Lincoln County businesses and community organizations are adapting or closing to slow the spread of the coronavirus, but even those closing are banding together to provide services to those in need.
According to guidelines from the White House and the U.S. Centers for Disease Control and Prevention, the elderly and people with serious medical conditions that impair lung or heart function or weaken the immune system should “stay home and away from other people.”
To slow the spread of the coronavirus and avoid overwhelming hospitals, the guidelines advise against gatherings of more than 10 people, eating or drinking at bars or restaurants, visiting long-term care or retirement facilities, and discretionary travel. The guidelines say the public should use delivery or pickup options for food or other essentials and should work or study from home if possible.
Local businesses appear to be taking the recommendations seriously, as many have shut down or shifted focus to curbside pickup or delivery. Many have also announced implementation of U.S. CDC guidelines such as enhanced cleaning, sanitization, and social distancing.

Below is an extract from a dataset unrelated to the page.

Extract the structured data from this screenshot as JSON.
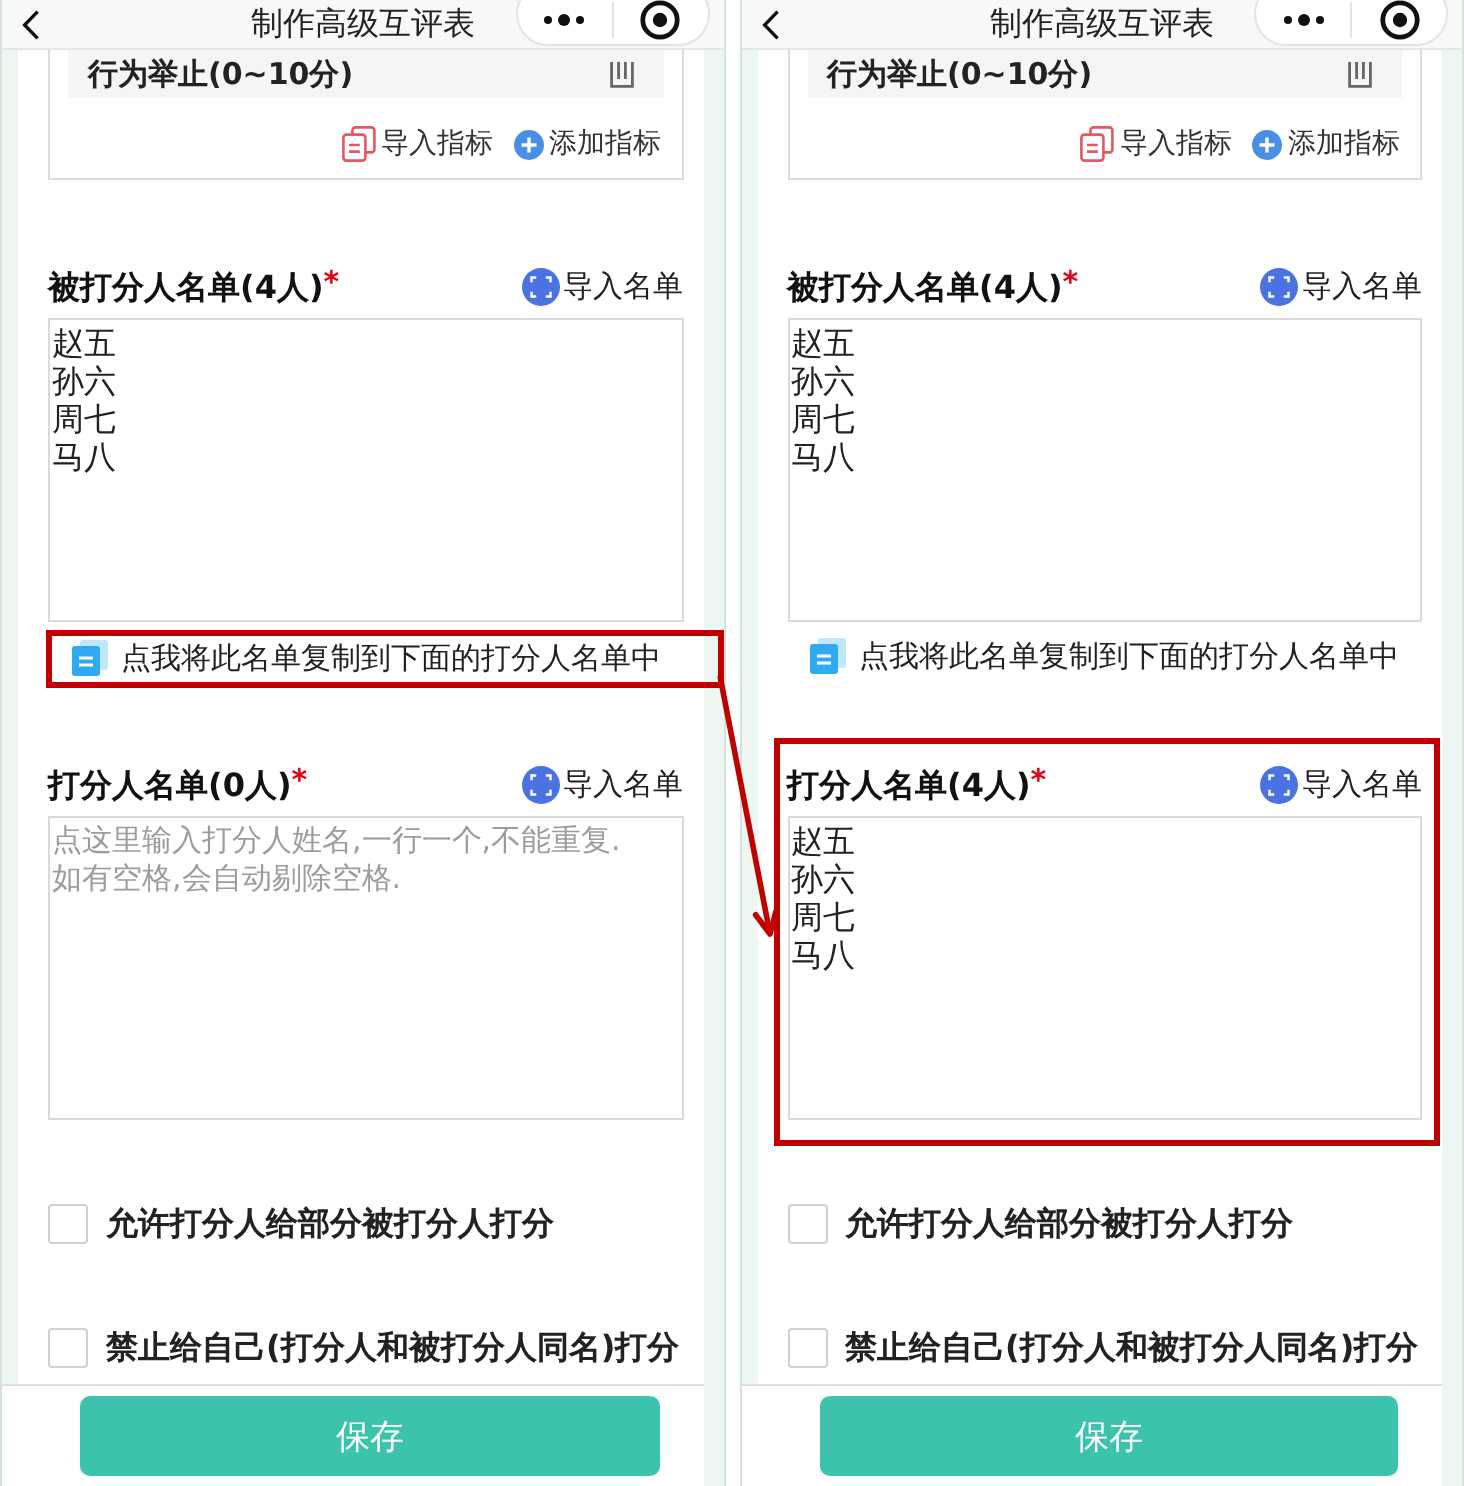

The guidelines recommend keeping a distance of 6 feet between individuals to avoid spread of the coronavirus.
After the announcement of the first presumptive positive case of coronavirus in Lincoln County, S. Fernald’s Country Store in Damariscotta closed Sunday, March 15.
On Monday, March 16, Fernald’s posted on its Facebook page that it had donated deli provisions and perishables to Jane Oliver-Gravel at Main Street Grocery in Damariscotta.
The next day, Fernald’s and Main Street Grocery launched an online fundraiser to provide groceries and meals to those who cannot leave their homes. At press time, $3,195 had been raised.
“These meals are anything from a couple of sandwiches and soup to beef stew and macaroni and cheese. They have 18 volunteer drivers on hand to help distribute,” Fernald’s said of Main Street Grocery in a Facebook post Monday.
Starting Friday, March 13, Main Street Grocery began offering delivery Monday, Wednesday, and Friday with no delivery charge.
Oliver-Gravel said Friday that her staff is taking extra precautions to sanitize all high-touch areas like cash registers, credit card terminals, door knobs and handles, and surfaces. Store employees are also asking customers to wipe down shopping carts with sanitizing wipes.
Sheepscot General Store and Farm in Whitefield, which offers fresh food and baked goods, announced on its Facebook page Monday that it would continue to offer “everything minus the extended stays,” encouraging customers to order ahead of time and opt for pickup.
The post advised customers to use the hand sanitizer in the entryway and to “look with your eyes, not with your hands.”
“Above all, we strive for kindness, but let’s keep our interactions swift and to the point. Out of consideration for the greater good, we must demonstrate an etiquette of care and compassion in our shared spaces,” the post says.
The Newcastle Publick House closed at 5 p.m., Sunday, March 15, the pub and restaurant announced on its Facebook page.
“It is with heavy hearts that we make this decision but it is for the greater good of our wonderful staff and customers,” the post says.
The Lincoln Theater in Damariscotta and the Harbor Theater in Boothbay Harbor have suspended all shows until further notice.
Skidompha Library in Damariscotta, the Bristol Area Library, and the Waldoboro Public Library have closed.
Moody’s Diner in Waldoboro announced its closure on Facebook effective at 8 a.m., Tuesday, March 17. The diner currently plans to reopen Wednesday, April 1 at 5 a.m.
“This is not a joke. My encouragement to you all is to not fear but be wise. No one can predict tomorrow, but today we must be cautious,” Dan Beck, president and general manger of Moody’s Diner wrote in a Facebook post Tuesday.
Mammy’s Bakery in Wiscasset closed March 17 and donated meals to people in need, it said on Facebook. The bakery said that if anyone needs a meal, they may call 504-4104 and there will be no delivery charge.
Damariscotta Hardware said in an email that the store would take precautions and encourages calling ahead for curbside pickup of smaller items. The store reduced its hours of operation to 7:30 a.m. to 4:30 p.m. to allow extra time for cleaning and sanitization.
Damariscotta Hardware also asked customers not to bring reusable bags into the store.
Major cities across the state, including Portland, Bangor, and Augusta, have established curfews for bars, restaurants, and other public spaces, and closed government offices, the Bangor Daily News reported Tuesday, March 17.
For more information on business closures, see the list in this edition. To report a closure, email firstname.lastname@example.org.